Got a minute?
Actually, I've got 60, and they're already spoken for
For over 1.5 billion people, today is a good day. ⏰
It’s the end of Daylight Savings Time here in the U.S., meaning we turn our clocks back to gain an extra hour, 60 glorious minutes, to do with whatever we’d like.
For some, that might mean more snooze time, but for many others, it’s a scramble to fill the void with MORE.
Look, I get it. And I’ve prided myself on being captain of Team GSD, but staying in constant motion isn’t sustainable.
We’ve been conditioned to think the road to success is only paved with hustle, grind, and never-ending activity. But busy does not equal productive, and — spoiler alert! — career progress doesn’t always happen when we’re up to our eyeballs in work.
In thinking about this week’s Illuminate Me, I confess that my first thought was to include something like Five Easy (And Enjoyable) Ways To Make Career Progress In Under An Hour (an actual Forbes article I wrote in pre-COVID times).
Instead, I decided to offer you something completely different: a chance to apply the same consistency and discipline to carving out time just to “be” rather than to “do.”
Research shows breaks are essential to improving our moods, overall well-being, and performance capacity. It also suggests that creativity depends on something most of us are hesitant to do: daydream.
It turns out our brains operate in two modes: “focused,” when we’re doing creative work, learning something new, or working on our most important tasks, and “diffused,” when we’re relaxed, taking a walk, or daydreaming. Studies have shown that activity increases in many regions of our brain when we let our minds wander, allowing us to solve our most difficult problems while we daydream.
This may be why insights tend to happen when we’re not focused on our problems but rather when we’re doing something unrelated, like taking a shower or walking your dog.
But for those insights to occur, they need room to appear. And that can only happen when you give yourself the time and space to think, feel, and experience; here’s how:
First, conduct a time and activity audit.
Do you know how you spend your time? Most of us move mindlessly through our days, putting out fires, attending meetings, and responding to requests rather than carving out time to do the deep work of thinking that can help propel us forward. Use your awareness to observe your current patterns and track your time. This can be as simple as jotting down on a notepad your activities and time spent doing them or as elaborate as color-coding your calendar on your phone. (And yes, I do the latter. Don’t judge — I’m a highly visual person and it helps me see at a glance where I spent my time.) The method of time management isn’t as important as the results.
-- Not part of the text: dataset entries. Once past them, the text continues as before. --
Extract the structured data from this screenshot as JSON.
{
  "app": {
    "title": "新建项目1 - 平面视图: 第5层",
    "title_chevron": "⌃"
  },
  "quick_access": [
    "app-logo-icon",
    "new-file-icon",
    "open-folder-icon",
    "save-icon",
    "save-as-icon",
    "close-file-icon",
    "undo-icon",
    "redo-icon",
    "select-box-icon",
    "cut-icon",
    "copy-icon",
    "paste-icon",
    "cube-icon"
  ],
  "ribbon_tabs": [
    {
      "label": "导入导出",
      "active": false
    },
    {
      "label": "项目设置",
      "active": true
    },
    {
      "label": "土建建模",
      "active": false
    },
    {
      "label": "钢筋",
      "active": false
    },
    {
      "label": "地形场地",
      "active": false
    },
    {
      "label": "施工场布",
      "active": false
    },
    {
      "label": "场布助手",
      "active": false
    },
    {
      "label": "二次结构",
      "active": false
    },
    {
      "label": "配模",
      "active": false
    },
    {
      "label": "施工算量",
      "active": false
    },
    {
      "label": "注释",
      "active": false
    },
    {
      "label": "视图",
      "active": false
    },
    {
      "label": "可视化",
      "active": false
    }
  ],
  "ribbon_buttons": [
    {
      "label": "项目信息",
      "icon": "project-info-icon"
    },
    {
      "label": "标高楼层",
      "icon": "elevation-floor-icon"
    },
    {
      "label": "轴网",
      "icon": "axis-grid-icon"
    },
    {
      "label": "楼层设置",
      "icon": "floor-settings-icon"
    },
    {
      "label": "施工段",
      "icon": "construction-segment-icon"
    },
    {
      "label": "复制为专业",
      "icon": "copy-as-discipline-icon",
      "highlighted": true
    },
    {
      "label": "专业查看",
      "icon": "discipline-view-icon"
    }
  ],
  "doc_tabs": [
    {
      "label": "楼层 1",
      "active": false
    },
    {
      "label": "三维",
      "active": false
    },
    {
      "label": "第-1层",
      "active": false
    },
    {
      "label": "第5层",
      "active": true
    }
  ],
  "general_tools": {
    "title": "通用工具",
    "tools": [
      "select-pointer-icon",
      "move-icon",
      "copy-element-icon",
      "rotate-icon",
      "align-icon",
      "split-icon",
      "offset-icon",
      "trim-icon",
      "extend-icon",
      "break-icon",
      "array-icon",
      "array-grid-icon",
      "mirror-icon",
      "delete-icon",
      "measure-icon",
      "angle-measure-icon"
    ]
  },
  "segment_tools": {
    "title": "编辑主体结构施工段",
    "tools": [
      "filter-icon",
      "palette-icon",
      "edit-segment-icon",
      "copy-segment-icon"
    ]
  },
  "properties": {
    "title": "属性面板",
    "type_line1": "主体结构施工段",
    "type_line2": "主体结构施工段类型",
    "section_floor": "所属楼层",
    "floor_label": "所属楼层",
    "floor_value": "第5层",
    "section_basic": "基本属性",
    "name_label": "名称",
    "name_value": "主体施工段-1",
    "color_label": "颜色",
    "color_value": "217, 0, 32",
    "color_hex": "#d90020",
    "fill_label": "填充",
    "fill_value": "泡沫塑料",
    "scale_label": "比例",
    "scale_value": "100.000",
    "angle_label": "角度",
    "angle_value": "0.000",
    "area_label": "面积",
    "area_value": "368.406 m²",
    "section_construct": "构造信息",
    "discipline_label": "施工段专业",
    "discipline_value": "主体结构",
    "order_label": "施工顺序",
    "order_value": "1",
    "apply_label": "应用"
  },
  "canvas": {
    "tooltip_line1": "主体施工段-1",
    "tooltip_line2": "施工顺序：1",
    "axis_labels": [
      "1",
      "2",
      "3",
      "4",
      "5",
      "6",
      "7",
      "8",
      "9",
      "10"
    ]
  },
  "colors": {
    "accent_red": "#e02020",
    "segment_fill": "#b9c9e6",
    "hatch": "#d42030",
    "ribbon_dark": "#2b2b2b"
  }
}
Next, schedule — and keep — regular appointments with yourself.
Once you have a clear picture of how you’re spending your time, you’ll see areas that can be improved by becoming more intentional with it. Take back your time by blocking out non-negotiable “appointments” with yourself where you’re free to let your mind wander, imagine, and process. Build in space to take a walk outside, to brainstorm and doodle at your desk, or to close your eyes and meditate for a few minutes. Remember that removing distractions is vital for a productive break—turn off your notifications, silence your phone, shut your door, and close any open computer tabs so you won’t be disturbed.
Finally, realize that time spent “being” is as essential as “doing.”
When you’re used to operating in an “always-on” mode, it can seem jarring to have deliberate breaks in your day. Change your perspective to embrace the gift of giving yourself the time and space to think, feel, and experience as complementary, not contradictory to your career progress.
In keeping with this theme, I’ll be spending time today focused on being with my extended family at the beach (my happy place).
How you spend your extra hour is your choice; choose wisely.
And speaking of choosing wisely, remember that doing more isn’t better; doing more of the right things is.
Enter time management, the in-demand soft skill* and secret sauce of leaders looking to prioritize and protect their most valuable asset.
In my latest Forbes article, I share the eight best ways to level up your time management to maximize your productivity and put your talents to the highest and best use.
P.P.S. When I’m not writing this newsletter or intentionally spending time just being, I’m a social media ghostwriter. (Yep, that’s a thing). I help founders, entrepreneurs, and CXOs craft their stories to communicate and connect better by magnifying their reach and impact. (Think personal branding and thought leadership.) Learn more here.
P.P.P.S. You, my coruscant friend, have great taste in newsletters—thanks for subscribing! Be sure to check out the archives to catch up on previous issues, and feel free to share this one with your friends. Or better yet, invite them to join our Illuminate Me tribe!
*I want you to learn how to cultivate and apply soft skills to your career, so I’ve created a multi-week series of articles on Forbes. My most recent article joins these previously published pieces:
7 Easy Ways To Connect Better With Your Professional Colleagues (Connecting with others)
The Five Best Ways To Boost This Essential Workplace Soft Skill (Collaboration)